With more than 50 non-fiction books and numerous magazine articles to his credit, Allen Wyatt is an internationally recognized author. He is president of Sharon Parq Associates, a computer and publishing services company.
Learn more about Allen...
Please Note: This article is written for users of the following Microsoft Excel versions: 97, 2000, 2002, and 2003. If you are using a later version (Excel 2007 or later), this tip may not work for you. For a version of this tip written specifically for later versions of Excel, click here: Identifying the Last Cell Changed in a Worksheet.
John wonders if there is a way in VBA to identify the last cell that was changed by a user. He doesn't want to know if the cell was changed by a macro, but specifically by a user.
The answer is yes—sort of. You can use the Worksheet_Change event to write a handler that will record when any particular cell in a worksheet is changed. A macro that does this could be rather simple, such as this one:
Private Sub Worksheet_Change(ByVal Target As Range) Application.StatusBar = Target.Address End Sub
The macro simply puts the address of the last change into the status bar. You could modify the macro so that it maintained the address in a global variable (declared outside of the event handler) in this manner:
Dim sAddr As String Private Sub Worksheet_Change(ByVal Target As Range) sAddr = Target.Address(False, False) End Sub
You then could use a regular macro to retrieve the address stored in the sAddr variable and do whatever you want with it.
As for making sure that the event handler doesn't record any changes done by macros, the only way to do this is to turn off event handling before executing any macro command that will modify the worksheet. For instance, the following EnableEvents property change could be used before and after a command that changes the contents of cell A1:
Application.EnableEvents = False Range("A1") = "Hello" Application.EnableEvents = True
With event handling turned off, the Worksheet_Change event handler won't be triggered and the "last changed" address won't be updated. The result is that you end up tracking only those changes done by users, not changes done by macros.
ExcelTips is your source for cost-effective Microsoft Excel training. This tip (3819) applies to Microsoft Excel 97, 2000, 2002, and 2003. You can find a version of this tip for the ribbon interface of Excel (Excel 2007 and later) here: Identifying the Last Cell Changed in a Worksheet.
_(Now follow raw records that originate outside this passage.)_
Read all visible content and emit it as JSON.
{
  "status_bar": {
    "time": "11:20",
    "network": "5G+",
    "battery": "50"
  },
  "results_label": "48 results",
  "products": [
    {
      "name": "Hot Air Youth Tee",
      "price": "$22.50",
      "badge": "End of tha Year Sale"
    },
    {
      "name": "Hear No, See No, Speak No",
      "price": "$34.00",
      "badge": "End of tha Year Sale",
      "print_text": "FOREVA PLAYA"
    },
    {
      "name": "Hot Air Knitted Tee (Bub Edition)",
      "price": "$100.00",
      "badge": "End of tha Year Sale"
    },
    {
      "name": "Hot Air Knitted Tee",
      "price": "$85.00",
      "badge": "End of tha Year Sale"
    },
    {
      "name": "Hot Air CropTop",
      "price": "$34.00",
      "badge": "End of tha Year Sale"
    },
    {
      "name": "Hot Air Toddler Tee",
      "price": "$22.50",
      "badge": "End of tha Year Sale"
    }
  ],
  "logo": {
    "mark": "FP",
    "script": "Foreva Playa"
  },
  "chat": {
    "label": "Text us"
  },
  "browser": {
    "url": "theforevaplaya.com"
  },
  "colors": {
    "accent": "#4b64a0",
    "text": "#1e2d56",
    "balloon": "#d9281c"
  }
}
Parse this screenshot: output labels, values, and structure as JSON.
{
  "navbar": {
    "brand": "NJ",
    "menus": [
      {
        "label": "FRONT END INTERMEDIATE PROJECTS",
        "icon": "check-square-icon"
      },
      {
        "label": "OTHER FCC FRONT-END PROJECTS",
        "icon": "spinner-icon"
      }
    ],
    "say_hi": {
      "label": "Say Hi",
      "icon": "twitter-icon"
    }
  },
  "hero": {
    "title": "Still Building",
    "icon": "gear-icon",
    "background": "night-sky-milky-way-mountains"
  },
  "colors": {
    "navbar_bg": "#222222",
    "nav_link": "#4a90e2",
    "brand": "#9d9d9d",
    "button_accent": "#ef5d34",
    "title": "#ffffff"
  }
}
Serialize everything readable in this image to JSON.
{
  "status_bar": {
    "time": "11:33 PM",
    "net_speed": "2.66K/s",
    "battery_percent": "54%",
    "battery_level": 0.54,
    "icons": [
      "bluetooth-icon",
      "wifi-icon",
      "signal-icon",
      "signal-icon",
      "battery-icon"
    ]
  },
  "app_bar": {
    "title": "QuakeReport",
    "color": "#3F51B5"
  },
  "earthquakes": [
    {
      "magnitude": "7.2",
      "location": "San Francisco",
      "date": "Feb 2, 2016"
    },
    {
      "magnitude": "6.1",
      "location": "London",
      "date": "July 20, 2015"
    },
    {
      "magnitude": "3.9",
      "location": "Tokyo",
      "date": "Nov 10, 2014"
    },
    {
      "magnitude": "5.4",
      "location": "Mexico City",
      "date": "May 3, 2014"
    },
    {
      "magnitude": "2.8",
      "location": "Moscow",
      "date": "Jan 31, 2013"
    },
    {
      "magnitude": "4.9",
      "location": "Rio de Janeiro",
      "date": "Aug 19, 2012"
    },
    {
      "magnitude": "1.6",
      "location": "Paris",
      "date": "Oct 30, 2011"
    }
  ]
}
Solve Real Business Problems Master business modeling and analysis techniques with Excel and transform data into bottom-line results. This hands-on, scenario-focused guide shows you how to use the latest Excel tools to integrate data from multiple tables. Check out Microsoft Excel 2013 Data Analysis and Business Modeling today!